[Data supplied — start]

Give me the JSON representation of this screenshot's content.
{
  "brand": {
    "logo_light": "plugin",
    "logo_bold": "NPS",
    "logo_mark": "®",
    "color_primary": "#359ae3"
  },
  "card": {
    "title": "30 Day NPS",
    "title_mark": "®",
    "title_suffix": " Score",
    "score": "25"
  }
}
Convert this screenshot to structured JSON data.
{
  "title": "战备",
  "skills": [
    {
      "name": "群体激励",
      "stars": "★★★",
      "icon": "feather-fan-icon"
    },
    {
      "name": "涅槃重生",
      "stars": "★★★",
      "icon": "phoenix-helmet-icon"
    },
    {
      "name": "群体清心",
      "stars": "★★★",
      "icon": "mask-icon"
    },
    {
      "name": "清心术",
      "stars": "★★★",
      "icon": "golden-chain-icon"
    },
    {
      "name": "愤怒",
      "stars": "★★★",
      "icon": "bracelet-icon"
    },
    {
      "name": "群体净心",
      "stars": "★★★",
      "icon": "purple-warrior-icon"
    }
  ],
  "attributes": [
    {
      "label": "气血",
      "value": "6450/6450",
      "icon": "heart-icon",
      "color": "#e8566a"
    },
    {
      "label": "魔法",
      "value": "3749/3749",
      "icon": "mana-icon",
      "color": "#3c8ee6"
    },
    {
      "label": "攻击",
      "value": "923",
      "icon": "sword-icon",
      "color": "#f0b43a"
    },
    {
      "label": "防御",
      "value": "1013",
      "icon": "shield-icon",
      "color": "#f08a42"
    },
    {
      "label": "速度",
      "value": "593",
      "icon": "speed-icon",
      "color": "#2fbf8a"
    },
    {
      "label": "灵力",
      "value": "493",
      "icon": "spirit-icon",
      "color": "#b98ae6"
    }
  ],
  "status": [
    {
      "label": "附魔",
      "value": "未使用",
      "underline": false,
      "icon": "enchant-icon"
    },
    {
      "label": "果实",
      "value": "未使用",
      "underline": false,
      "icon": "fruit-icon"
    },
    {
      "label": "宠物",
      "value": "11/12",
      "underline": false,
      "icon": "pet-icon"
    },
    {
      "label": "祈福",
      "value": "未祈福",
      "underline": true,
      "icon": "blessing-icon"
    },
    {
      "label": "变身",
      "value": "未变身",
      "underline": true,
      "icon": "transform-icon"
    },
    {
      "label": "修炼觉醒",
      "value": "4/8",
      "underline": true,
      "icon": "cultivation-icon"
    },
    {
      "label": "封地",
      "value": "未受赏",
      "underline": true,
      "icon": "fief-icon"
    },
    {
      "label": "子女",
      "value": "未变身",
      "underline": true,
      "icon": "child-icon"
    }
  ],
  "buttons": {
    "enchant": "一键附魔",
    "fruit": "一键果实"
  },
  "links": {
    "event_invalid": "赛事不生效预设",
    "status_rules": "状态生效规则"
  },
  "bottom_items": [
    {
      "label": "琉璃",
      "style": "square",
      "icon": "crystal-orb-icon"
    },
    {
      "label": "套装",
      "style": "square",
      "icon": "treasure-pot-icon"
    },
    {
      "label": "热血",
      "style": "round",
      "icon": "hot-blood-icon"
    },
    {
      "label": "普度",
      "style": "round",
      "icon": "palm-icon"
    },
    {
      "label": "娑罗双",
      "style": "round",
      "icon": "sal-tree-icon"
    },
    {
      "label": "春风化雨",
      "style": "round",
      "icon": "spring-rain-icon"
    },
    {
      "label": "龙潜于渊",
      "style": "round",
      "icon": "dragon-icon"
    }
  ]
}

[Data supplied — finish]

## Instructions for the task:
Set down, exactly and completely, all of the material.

## Your response:
Give me the JSON representation of this screenshot's content.
{
  "brand": {
    "logo_light": "plugin",
    "logo_bold": "NPS",
    "logo_mark": "®",
    "color_primary": "#359ae3"
  },
  "card": {
    "title": "30 Day NPS",
    "title_mark": "®",
    "title_suffix": " Score",
    "score": "25"
  }
}
Convert this screenshot to structured JSON data.
{
  "title": "战备",
  "skills": [
    {
      "name": "群体激励",
      "stars": "★★★",
      "icon": "feather-fan-icon"
    },
    {
      "name": "涅槃重生",
      "stars": "★★★",
      "icon": "phoenix-helmet-icon"
    },
    {
      "name": "群体清心",
      "stars": "★★★",
      "icon": "mask-icon"
    },
    {
      "name": "清心术",
      "stars": "★★★",
      "icon": "golden-chain-icon"
    },
    {
      "name": "愤怒",
      "stars": "★★★",
      "icon": "bracelet-icon"
    },
    {
      "name": "群体净心",
      "stars": "★★★",
      "icon": "purple-warrior-icon"
    }
  ],
  "attributes": [
    {
      "label": "气血",
      "value": "6450/6450",
      "icon": "heart-icon",
      "color": "#e8566a"
    },
    {
      "label": "魔法",
      "value": "3749/3749",
      "icon": "mana-icon",
      "color": "#3c8ee6"
    },
    {
      "label": "攻击",
      "value": "923",
      "icon": "sword-icon",
      "color": "#f0b43a"
    },
    {
      "label": "防御",
      "value": "1013",
      "icon": "shield-icon",
      "color": "#f08a42"
    },
    {
      "label": "速度",
      "value": "593",
      "icon": "speed-icon",
      "color": "#2fbf8a"
    },
    {
      "label": "灵力",
      "value": "493",
      "icon": "spirit-icon",
      "color": "#b98ae6"
    }
  ],
  "status": [
    {
      "label": "附魔",
      "value": "未使用",
      "underline": false,
      "icon": "enchant-icon"
    },
    {
      "label": "果实",
      "value": "未使用",
      "underline": false,
      "icon": "fruit-icon"
    },
    {
      "label": "宠物",
      "value": "11/12",
      "underline": false,
      "icon": "pet-icon"
    },
    {
      "label": "祈福",
      "value": "未祈福",
      "underline": true,
      "icon": "blessing-icon"
    },
    {
      "label": "变身",
      "value": "未变身",
      "underline": true,
      "icon": "transform-icon"
    },
    {
      "label": "修炼觉醒",
      "value": "4/8",
      "underline": true,
      "icon": "cultivation-icon"
    },
    {
      "label": "封地",
      "value": "未受赏",
      "underline": true,
      "icon": "fief-icon"
    },
    {
      "label": "子女",
      "value": "未变身",
      "underline": true,
      "icon": "child-icon"
    }
  ],
  "buttons": {
    "enchant": "一键附魔",
    "fruit": "一键果实"
  },
  "links": {
    "event_invalid": "赛事不生效预设",
    "status_rules": "状态生效规则"
  },
  "bottom_items": [
    {
      "label": "琉璃",
      "style": "square",
      "icon": "crystal-orb-icon"
    },
    {
      "label": "套装",
      "style": "square",
      "icon": "treasure-pot-icon"
    },
    {
      "label": "热血",
      "style": "round",
      "icon": "hot-blood-icon"
    },
    {
      "label": "普度",
      "style": "round",
      "icon": "palm-icon"
    },
    {
      "label": "娑罗双",
      "style": "round",
      "icon": "sal-tree-icon"
    },
    {
      "label": "春风化雨",
      "style": "round",
      "icon": "spring-rain-icon"
    },
    {
      "label": "龙潜于渊",
      "style": "round",
      "icon": "dragon-icon"
    }
  ]
}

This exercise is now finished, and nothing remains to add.